“By the end of this issue… half of this team’ll be dead!”
So obviously, half of the team will be dead. Knowing that going in almost makes the issue more fun. We know that half the team’s going to die, but which half and when? It’s almost a guessing game of when and how. Like, is this the moment?
So Many New Characters
Suicide Squad #1 introduces a lot of new characters. However, the comic does a great job of helping you keep track of who’s who. Every time a new hero speaks, a box is illustrated next to them, with their name and any facts you may need to know.
However, this is only true of those on the Suicide Squad or the opposing group, the Revolutionaries. While one of my biggest complaints about the issue is that there are far too many characters for me to remember who’s who, they do a nice job of making that a little bit easier on us. Besides, half of them are going to die anyway, so how many names do you really need to remember?
What Is Suicide Squad #1 About?
Suicide Squad #1 follow a team of villains as they become the new Suicide Squad. The veterans of the team, Harley Quinn and Deadshot, have some questions about how it’s going to work out, but they aren’t given much time to worry about it before they’re thrown into their first mission. Harley Quinn, Deadshot, Magpie, Cavalier, Zebra-Man, and The Shark make up the new Suicide Squad, otherwise known as Task Force X. It’s clear to pretty much everyone on the team that they aren’t ready to be thrown into danger.
Task Force X is no longer run by Waller, but a new guy, who plans on taking out the super-terrorist group, the Revolutionaries. When the Suicide Squad sets out to take them down, it’s pretty clear that they don’t stand a chance.
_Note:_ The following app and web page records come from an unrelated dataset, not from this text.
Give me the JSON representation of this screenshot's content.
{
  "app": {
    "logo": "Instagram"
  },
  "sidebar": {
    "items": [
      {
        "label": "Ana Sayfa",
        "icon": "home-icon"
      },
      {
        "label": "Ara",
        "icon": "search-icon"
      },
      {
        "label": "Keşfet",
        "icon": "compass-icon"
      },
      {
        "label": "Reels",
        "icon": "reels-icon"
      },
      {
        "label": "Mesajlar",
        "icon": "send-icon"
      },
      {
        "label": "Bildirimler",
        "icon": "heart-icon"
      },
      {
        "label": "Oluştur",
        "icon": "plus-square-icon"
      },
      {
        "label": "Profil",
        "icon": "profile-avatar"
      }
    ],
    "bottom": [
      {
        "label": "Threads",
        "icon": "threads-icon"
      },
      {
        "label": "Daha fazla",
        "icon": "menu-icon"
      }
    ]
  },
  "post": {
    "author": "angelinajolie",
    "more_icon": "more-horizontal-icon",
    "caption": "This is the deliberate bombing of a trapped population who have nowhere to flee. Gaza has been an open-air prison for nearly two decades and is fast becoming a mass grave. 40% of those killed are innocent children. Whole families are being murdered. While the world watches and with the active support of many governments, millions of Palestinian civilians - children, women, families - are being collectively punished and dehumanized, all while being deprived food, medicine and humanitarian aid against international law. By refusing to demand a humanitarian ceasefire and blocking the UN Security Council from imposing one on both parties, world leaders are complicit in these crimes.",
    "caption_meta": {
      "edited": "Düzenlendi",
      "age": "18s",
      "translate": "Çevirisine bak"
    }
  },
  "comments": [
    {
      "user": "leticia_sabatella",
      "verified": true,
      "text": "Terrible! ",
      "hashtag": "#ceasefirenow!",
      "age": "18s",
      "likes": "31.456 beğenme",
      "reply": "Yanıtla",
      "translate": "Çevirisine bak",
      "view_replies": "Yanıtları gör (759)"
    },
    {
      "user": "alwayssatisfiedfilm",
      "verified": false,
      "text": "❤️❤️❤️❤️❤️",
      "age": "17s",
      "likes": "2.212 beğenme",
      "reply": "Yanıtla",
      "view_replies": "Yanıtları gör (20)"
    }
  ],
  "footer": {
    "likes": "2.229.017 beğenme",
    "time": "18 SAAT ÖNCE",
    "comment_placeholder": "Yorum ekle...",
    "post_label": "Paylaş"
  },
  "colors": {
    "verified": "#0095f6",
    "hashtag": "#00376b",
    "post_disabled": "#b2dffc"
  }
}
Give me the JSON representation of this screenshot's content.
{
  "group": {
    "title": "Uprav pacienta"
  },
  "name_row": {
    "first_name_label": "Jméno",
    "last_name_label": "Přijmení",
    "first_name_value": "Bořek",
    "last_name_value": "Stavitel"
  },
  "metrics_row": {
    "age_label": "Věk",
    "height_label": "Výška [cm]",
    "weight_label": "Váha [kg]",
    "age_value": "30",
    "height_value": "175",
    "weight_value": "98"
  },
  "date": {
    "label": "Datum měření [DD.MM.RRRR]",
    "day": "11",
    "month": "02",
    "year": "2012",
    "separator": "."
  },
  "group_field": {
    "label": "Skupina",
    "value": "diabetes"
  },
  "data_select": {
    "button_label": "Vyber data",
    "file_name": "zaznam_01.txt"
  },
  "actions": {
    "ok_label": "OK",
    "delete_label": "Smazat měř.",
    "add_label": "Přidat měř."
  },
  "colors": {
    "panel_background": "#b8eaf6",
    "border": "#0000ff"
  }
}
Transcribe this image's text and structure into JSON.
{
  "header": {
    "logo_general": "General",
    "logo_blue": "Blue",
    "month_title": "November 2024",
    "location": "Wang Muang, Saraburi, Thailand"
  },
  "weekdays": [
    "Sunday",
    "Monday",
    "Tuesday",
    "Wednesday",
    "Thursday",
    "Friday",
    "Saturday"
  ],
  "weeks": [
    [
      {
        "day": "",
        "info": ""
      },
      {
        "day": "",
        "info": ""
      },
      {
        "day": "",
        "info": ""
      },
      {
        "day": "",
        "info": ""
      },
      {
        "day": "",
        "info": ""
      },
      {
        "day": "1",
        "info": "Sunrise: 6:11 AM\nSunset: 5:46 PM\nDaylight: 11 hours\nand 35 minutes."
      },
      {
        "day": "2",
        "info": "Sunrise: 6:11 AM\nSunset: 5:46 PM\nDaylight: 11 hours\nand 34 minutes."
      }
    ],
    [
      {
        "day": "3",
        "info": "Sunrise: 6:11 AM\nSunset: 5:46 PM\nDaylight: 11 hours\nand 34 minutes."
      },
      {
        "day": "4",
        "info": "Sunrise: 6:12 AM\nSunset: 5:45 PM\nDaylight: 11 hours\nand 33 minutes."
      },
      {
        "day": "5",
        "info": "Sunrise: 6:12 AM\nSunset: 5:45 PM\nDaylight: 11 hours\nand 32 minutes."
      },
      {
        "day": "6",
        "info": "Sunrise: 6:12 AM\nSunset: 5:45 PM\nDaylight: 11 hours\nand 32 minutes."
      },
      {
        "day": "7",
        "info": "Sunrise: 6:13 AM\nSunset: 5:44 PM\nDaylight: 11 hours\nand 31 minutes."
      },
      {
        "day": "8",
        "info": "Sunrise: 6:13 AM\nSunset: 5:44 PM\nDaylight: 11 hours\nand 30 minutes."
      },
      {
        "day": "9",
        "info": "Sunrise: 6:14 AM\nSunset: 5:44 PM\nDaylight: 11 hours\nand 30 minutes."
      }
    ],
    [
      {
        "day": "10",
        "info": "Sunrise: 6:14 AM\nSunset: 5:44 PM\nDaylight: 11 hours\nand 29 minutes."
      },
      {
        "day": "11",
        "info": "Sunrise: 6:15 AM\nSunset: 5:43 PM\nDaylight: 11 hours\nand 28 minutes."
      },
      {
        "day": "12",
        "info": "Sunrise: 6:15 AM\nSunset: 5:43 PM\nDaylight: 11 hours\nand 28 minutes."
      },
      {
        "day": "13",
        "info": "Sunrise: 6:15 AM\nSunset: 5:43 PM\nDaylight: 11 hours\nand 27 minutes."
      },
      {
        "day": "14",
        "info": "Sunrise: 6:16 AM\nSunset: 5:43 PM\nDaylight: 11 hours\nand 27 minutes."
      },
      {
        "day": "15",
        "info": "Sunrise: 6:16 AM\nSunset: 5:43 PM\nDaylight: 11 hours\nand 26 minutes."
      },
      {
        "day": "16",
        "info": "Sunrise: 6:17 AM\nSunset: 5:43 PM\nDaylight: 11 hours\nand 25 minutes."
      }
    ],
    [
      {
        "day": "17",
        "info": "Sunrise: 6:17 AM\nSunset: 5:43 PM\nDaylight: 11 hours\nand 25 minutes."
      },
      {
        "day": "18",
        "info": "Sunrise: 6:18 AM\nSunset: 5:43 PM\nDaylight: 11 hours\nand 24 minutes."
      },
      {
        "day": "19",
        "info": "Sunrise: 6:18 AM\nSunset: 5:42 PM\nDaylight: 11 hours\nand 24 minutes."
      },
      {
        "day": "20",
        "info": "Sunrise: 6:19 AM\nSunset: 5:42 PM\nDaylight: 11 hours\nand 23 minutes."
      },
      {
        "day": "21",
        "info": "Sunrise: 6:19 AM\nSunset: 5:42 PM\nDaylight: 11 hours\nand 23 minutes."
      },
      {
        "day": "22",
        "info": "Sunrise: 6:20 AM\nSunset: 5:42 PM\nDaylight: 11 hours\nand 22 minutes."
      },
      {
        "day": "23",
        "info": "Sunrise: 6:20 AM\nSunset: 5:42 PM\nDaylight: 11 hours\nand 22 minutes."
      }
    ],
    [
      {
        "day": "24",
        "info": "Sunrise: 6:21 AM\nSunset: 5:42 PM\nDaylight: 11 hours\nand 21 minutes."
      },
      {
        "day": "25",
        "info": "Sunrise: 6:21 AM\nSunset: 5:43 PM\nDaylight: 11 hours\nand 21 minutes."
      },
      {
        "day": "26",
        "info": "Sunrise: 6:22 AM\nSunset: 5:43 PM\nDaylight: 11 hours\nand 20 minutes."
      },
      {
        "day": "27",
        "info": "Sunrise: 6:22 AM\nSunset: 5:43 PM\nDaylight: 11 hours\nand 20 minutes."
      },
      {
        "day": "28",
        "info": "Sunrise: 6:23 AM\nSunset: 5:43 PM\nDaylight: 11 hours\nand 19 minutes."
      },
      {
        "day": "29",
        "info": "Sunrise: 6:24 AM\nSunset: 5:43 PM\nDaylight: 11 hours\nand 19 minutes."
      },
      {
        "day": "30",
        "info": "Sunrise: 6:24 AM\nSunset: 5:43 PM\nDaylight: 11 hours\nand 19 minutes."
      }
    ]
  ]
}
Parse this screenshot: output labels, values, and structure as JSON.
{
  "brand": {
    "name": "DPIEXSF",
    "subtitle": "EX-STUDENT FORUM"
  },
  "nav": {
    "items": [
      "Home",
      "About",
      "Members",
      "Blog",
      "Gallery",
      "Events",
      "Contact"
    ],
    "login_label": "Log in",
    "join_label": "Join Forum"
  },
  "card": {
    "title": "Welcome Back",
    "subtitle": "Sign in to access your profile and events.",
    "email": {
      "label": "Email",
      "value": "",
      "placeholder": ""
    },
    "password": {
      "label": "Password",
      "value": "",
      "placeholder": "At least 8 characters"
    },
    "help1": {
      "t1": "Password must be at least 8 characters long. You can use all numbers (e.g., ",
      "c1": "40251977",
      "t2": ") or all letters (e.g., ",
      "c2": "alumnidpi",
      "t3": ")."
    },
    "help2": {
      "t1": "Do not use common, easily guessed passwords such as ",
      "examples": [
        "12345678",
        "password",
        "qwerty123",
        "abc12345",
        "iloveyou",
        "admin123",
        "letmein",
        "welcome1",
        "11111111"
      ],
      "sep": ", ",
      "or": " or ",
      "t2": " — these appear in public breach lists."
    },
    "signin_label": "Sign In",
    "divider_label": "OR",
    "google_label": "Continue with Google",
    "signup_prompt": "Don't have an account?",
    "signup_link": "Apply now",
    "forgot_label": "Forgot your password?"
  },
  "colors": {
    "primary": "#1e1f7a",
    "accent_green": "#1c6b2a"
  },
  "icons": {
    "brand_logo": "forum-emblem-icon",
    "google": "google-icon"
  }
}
Magpie and Cavalier are quickly killed, as well as a few of the Revolutionaries.
The New, New Suicide Squad
The plan then becomes evident, the new commander of Task Force X had bombs inserted into all the Revolutionaries (how? when? I have so many follow up questions) and if they don’t agree to join the Suicide Squad, they’ll be terminated.
Now, with another new Suicide Squad, half people who don’t know what they’re doing, and half basically mind-controlled Revolutionaries, how are Harley Quinn and Deadshot going to know who they can actually trust to have their backs?
Suicide Squad #1 Is Literally Chaos
The issue is 37 pages, but it whips by like nothing because so much happens. We learn about the Revolutionaries and what they stand for, as well as getting a glimpse into the relationships that have formed inside their group. The art style is amazing and incredibly detailed. While there are many characters, each one of them is clearly defined and has their own look and costumes, so they’re pretty easy to tell apart.
The artists also do a fantastic job with the vibes of the different teams. The Revolutionaries are more bright and colorful, while the Suicide Squad is full of dark and drearier colors. It really matches the personalities of each team and ties the story together really well. For a story with so many people, the writer does a great job of giving everyone a distinct voice and personality. The writing is snappy and quick and meshes with the art really well. Overall, it’s a nicely crafted first issue that makes me interested to see what comes next.